### YOUR OBJECTIVE
Could you show each line of the records that contains the word "JSON"?

········

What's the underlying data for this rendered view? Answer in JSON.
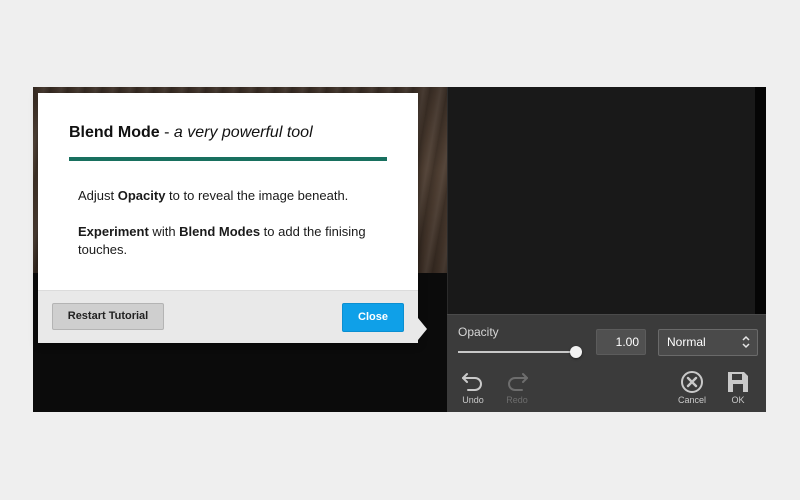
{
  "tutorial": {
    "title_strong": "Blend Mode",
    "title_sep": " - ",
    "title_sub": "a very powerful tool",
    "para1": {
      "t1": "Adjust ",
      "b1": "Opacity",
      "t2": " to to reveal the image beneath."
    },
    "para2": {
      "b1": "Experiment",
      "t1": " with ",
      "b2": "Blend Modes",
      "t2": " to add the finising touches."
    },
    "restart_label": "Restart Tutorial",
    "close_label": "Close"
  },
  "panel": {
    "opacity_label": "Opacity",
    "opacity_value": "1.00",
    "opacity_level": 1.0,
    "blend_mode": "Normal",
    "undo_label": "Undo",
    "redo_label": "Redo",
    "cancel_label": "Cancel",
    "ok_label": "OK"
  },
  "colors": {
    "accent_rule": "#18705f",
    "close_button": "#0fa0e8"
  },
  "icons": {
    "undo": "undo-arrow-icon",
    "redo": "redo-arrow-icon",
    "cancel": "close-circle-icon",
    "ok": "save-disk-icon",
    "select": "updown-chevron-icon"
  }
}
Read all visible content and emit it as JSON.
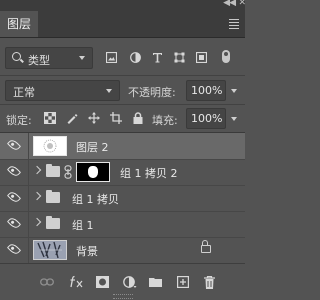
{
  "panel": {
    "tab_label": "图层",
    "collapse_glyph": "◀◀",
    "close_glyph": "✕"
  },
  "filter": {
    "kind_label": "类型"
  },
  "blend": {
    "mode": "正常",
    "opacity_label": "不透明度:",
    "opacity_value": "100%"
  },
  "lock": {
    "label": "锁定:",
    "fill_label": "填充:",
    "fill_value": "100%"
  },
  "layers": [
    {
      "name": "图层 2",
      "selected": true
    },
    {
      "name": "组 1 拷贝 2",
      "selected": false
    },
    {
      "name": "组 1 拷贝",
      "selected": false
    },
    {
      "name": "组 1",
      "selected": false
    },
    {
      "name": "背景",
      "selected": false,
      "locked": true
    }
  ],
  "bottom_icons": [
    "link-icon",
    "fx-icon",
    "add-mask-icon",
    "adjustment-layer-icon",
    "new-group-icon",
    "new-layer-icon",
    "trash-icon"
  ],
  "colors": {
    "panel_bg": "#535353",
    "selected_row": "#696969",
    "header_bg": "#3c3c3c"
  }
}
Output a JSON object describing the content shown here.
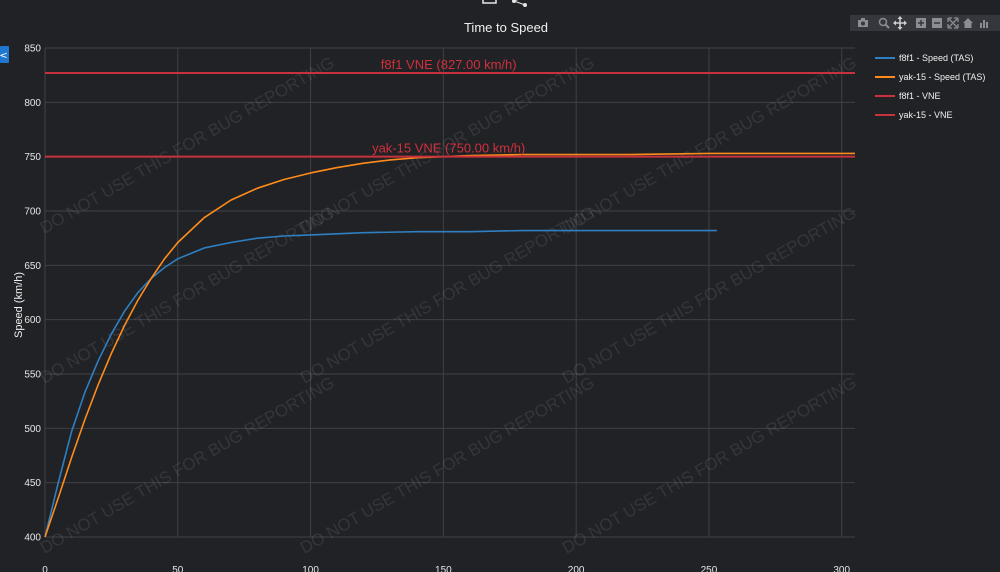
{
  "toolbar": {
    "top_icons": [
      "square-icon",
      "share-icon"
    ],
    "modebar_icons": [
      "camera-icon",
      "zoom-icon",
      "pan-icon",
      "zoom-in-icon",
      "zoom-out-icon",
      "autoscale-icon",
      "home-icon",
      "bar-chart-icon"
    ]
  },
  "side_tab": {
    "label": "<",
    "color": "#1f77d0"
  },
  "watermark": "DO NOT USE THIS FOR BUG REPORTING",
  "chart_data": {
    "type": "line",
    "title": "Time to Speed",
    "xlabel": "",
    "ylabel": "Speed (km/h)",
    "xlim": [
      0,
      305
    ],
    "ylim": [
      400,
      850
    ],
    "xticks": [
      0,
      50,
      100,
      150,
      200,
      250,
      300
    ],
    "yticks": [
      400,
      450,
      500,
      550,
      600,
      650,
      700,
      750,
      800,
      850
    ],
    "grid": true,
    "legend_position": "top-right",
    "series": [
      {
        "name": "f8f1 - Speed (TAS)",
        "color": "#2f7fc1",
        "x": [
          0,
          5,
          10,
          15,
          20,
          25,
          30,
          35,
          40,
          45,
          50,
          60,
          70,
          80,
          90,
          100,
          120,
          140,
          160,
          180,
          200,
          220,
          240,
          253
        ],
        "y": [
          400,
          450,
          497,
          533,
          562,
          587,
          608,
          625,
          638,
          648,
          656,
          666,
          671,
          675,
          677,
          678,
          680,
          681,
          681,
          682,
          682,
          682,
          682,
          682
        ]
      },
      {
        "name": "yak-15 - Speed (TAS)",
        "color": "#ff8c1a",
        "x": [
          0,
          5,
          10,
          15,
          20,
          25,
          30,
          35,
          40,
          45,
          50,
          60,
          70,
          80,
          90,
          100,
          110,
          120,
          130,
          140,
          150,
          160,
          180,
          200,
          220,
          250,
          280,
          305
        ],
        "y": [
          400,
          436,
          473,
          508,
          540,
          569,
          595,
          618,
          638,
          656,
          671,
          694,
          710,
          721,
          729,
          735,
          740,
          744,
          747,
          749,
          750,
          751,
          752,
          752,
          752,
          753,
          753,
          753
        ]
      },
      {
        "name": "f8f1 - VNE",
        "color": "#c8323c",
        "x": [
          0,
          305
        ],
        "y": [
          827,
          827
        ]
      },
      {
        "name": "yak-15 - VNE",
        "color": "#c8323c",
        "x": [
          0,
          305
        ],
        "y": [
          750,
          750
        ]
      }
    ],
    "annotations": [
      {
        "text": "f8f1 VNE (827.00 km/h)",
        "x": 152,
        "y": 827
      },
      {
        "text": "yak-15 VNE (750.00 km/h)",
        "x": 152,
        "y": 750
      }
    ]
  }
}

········

### OUTPUT OF THE TASK
What's the underlying data for this rendered view? Answer in JSON.
Read all visible content and emit it as JSON.
Output a JSON object describing the content shown here.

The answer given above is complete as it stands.